My challenge has been to find a way to explain it so that it doesn’t come across as too earnest and, well, boring, because the topic is dead serious but the Ebook is not. There are so many diseases and fundraisers and personal stories and each one of them is worth talking about but it can become overwhelming. Titled, My Sepsis Story, the Ebook is scheduled for release on March 10th, but it might be earlier. I’m just waiting for the cover art. Explaining about my bout with sepsis four years ago is my way of spreading the word about this illness in the hope that increased awareness will lead to fewer victims. There’s nothing so gross in it that you can’t continue eating a sandwich, although I do invite readers to put the sandwich down at one point, out of respect for my brother, who seems to be extra queasy about some of the details!

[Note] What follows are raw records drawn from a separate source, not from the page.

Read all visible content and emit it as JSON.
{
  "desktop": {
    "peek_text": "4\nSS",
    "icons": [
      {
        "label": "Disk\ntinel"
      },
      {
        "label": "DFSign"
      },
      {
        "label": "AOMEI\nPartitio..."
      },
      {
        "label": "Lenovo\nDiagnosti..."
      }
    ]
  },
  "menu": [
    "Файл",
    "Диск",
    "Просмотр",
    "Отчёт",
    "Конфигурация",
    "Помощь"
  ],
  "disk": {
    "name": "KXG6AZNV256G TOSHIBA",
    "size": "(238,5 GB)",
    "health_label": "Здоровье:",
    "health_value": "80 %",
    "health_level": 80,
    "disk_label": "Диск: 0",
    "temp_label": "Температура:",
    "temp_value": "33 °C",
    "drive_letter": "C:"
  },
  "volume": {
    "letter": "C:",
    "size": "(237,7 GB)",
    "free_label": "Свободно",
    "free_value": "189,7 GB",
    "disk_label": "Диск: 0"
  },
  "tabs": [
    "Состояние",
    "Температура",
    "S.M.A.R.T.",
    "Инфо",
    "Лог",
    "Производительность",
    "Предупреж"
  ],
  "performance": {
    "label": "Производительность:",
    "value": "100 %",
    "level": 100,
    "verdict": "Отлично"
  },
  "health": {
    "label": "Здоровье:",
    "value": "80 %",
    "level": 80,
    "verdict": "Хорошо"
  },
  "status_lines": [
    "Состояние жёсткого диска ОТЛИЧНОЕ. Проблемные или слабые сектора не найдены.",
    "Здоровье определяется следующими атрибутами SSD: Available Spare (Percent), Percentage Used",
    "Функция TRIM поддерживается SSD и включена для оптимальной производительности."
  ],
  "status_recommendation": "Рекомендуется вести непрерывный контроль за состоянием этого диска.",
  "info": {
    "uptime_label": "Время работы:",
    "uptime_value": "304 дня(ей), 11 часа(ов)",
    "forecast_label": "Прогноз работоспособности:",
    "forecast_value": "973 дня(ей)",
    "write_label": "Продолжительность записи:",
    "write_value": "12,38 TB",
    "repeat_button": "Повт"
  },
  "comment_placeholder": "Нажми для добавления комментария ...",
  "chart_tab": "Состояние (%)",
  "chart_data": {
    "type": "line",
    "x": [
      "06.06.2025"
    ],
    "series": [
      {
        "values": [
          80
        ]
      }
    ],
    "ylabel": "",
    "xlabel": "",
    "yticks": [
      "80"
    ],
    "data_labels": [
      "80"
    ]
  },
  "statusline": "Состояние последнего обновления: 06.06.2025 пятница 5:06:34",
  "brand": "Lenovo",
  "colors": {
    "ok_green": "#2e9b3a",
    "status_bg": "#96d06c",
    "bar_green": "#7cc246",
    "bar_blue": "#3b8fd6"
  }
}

Last week, I had a conference call with a couple of the leading members of the World Sepsis Alliance in London, England. One of them had asked to read my book and they liked it very much. It’s not an oh-poor-me story nor is it maudlin or overrun with medical jargon. It actually has some humour and I tried to just tell it like it was. I’m going to join with the Alliance as it works toward convincing the World Health Organization that September 13 should be declared World Sepsis Day. There are a lot of medical groups, scientists, professors and survivors like me from all over the world behind the Alliance and still, their polling shows only 19% of Canadians know about sepsis. In the US it’s 49% and in other countries it’s as low as 6 or 7%.
Sepsis is more common than cancer and kills more people than heart attacks. It has no socio-economic preferences. It’s as deadly in Canada as it is in West Africa or India or Mexico. It is just insane to me that we as a people know so little about it. And had I listened to the medical advice I received, I wouldn’t be here now. This has to change. I’m excited about being able to help with something I feel so much passion for – saving lives.